If you are partially at fault for a car accident, you may still be able to seek compensation for your injuries from another negligent driver. However, the amount of compensation you receive depends on who is more at fault according to Missouri’s comparative fault rules. Learn more below:
What is Comparative Fault in Missouri?
Comparative fault is a legal rule in Missouri in which each defendant is only liable for his or her percentage of fault (out of 100%) in an accident and that determines the amount of damages they are able to receive.
So if your own negligence contributed to the crash you were involved in, you will not be entitled to all the compensation that you would’ve received if you’d been completely blameless; however, you are entitled to some— it would simply be reduced by your percentage of fault in causing the crash. For example, a jury may find you to be 30 percent at fault in the accident and thereby will reduce your total amount of damages by 30 percent.
Examples of Comparative Fault
Here is a more drawn out example to help you understand. Let’s say you were following behind a car driven by a man talking to his wife on a cellphone. He slams on the brakes because he wasn’t paying close enough attention and following too closely to the car in front of him. You subsequently rear-end him and get injured. Who’s at fault for this accident?
The answer may be both of you have some fault.
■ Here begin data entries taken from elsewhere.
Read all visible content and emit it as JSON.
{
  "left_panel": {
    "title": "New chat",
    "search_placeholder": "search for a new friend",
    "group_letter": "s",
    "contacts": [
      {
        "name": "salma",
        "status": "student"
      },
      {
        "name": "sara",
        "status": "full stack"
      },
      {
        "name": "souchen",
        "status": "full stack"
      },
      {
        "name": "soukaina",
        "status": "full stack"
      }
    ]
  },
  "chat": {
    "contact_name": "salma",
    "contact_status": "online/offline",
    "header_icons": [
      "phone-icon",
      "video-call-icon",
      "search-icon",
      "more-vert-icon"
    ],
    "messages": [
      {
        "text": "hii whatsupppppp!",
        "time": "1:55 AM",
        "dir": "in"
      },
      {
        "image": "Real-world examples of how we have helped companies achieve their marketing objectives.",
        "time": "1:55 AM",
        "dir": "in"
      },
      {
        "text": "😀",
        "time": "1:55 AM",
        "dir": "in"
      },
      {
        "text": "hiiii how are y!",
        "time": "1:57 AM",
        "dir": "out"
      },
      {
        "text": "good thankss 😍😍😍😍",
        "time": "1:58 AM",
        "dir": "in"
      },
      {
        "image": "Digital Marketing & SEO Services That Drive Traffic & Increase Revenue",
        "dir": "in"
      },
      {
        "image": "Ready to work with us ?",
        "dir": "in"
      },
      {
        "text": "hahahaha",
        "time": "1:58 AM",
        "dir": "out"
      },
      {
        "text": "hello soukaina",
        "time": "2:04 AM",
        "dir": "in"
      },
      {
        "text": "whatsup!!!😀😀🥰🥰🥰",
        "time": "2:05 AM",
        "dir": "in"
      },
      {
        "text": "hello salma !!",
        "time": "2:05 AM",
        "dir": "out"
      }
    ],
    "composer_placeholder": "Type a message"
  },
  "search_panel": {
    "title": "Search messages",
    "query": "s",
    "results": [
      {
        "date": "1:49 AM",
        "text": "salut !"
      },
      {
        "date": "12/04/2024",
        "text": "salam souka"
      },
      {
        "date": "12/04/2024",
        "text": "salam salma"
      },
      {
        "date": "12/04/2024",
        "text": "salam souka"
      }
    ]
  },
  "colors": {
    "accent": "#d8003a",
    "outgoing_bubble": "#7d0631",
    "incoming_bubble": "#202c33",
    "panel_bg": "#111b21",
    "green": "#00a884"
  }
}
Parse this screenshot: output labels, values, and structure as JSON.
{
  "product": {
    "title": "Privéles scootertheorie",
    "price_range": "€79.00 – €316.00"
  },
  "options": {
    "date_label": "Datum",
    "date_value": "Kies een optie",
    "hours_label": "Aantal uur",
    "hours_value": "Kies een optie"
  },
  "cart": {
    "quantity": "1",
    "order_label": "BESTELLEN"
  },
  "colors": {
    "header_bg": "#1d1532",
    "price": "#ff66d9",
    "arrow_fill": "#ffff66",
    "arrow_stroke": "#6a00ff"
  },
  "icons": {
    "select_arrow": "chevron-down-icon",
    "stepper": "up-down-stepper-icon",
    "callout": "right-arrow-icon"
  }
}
In many cases, people believe that if they rear-end someone else, they do not have a leg to stand on in court and that the insurance company sees little else. The truth is, people may still have legal grounds to sue even in rear-endings. For this example, the man was distracted driving and following too closely, therefore, he should be held partially liable for your injuries.
If you bring a lawsuit against the man, then the jury would “compare” both of your faults and assign percentages between 0 and 100. Let’s say the jury decides that you are each 50 percent at fault for your portion of the accident. If you suffered $50,000 in damages (medical expenses, lost wages, pain and suffering, etc.), the judge would reduce that amount by 50 percent which means you are entitled to $25,000 now. Still a substantial sum and worthy of pursuing a claim.
What To Do After a Car Accident Where You May Have Been Partially At Fault
If you were in an accident that you partially caused — but you believe the other person was not blameless either — then get in touch with a car accident lawyer as soon as possible.
There are a few very important things to keep in mind:
- A car accident is downright scary, and you certainly come out of it under a lot of stress. This could mean that the events are cloudy and you might be misremembering things. It’s human nature to take blame onto yourself but bear in mind that you might not be at fault even if you suspect that you suspect you are at least partially at fault
- Just because the insurance company says that you are at fault doesn’t mean you are. It is a common bullying tactic to point the finger at the victim in an effort to reduce or completely deny a legitimate claim.
- Even if you think you don’t have a leg to stand on — such as in a rear-ending — this is not always the case. Retaining an experienced car accident attorney as soon as possible after your crash can help put you on an even playing field when others should be held responsible too. It is crucial to ensure that you receive the settlement you deserve and that your legal rights are protected.
Car Accident Lawyer | The Hayden Law Firm
If you have been injured in a car accident where the fault is in question, do not hesitate to contact us or call St. Louis personal injury lawyer Amanda Hayden at (314) 480-3100 for a free, no-risk consultation